|For content design to make sense, you need to know who the user is and what they’re thinking.||For content design to be consistent, you needs guiding principles and conventions.||For design to happen quickly, you need to identify repeated problems and solve them.|
Yeah. They use and pay for your software. And they generally have a choice about the matter so you need to design with them in mind. (See Principles of content design > Respect the user) People are a part of the design process.
Double yeah. Without standards you’ll taste two flavors of confusion:
No company ever sets out to “work in silos”. It’s a communication problem. It’s solved when everyone agrees on how to communicate. When folks talk about the same thing in different ways, it makes effective knowledge transfer impossible.
Here’s a question: What does your product do? Can you describe it in a sentence using plain language? Here’s a less simple question: Would everyone on your team give the same answer? What about everyone in the company?
In music, a harmony is achieved when notes of the same wavelength are played together; the resulting chord is louder than the sum of its parts. The opposite of harmony is dissonance. Standards are like sheet music: they keep everyone in sync.
Users feel the pain too. Inconsistency in terminology makes a system challenging to learn and frustrating to use. Ever try to find your way in a neighborhood with multiple streets with the same name?
Consistent voice and tone is important too. It might seem like a “nice to have,” but remember, some folks use your software all day, every day. A disjointed semantic model and clumsy product narrative can slowly wear a groove in your users’ brains.
These are real humans with lives outside our software. Build a product that treats them with respect.
Not necessarily. Go ahead and build things from scratch every single time. You might be good at it. But it’s a pain in the neck. And every time you approach a design problem without considering what’s happened before, you risk introducing inconsistencies and making mistakes.
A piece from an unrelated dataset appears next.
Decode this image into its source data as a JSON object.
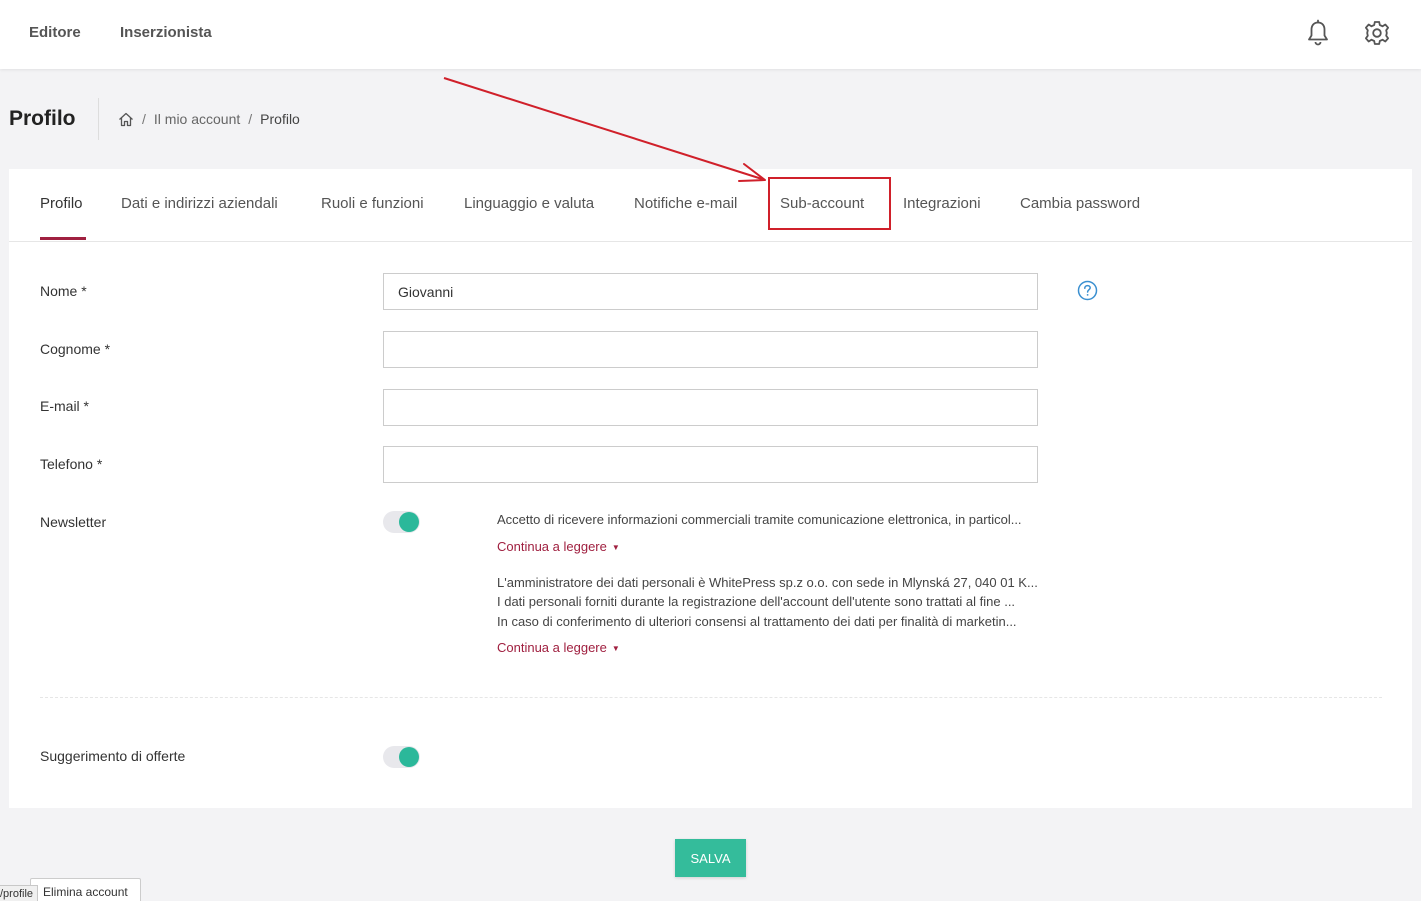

I suggest you always look for patterns.
For users, repetition is a part of learning; conventions make a product easier to learn. Patterns are how you do this. So while, you could design content without patterns, it’s not recommended.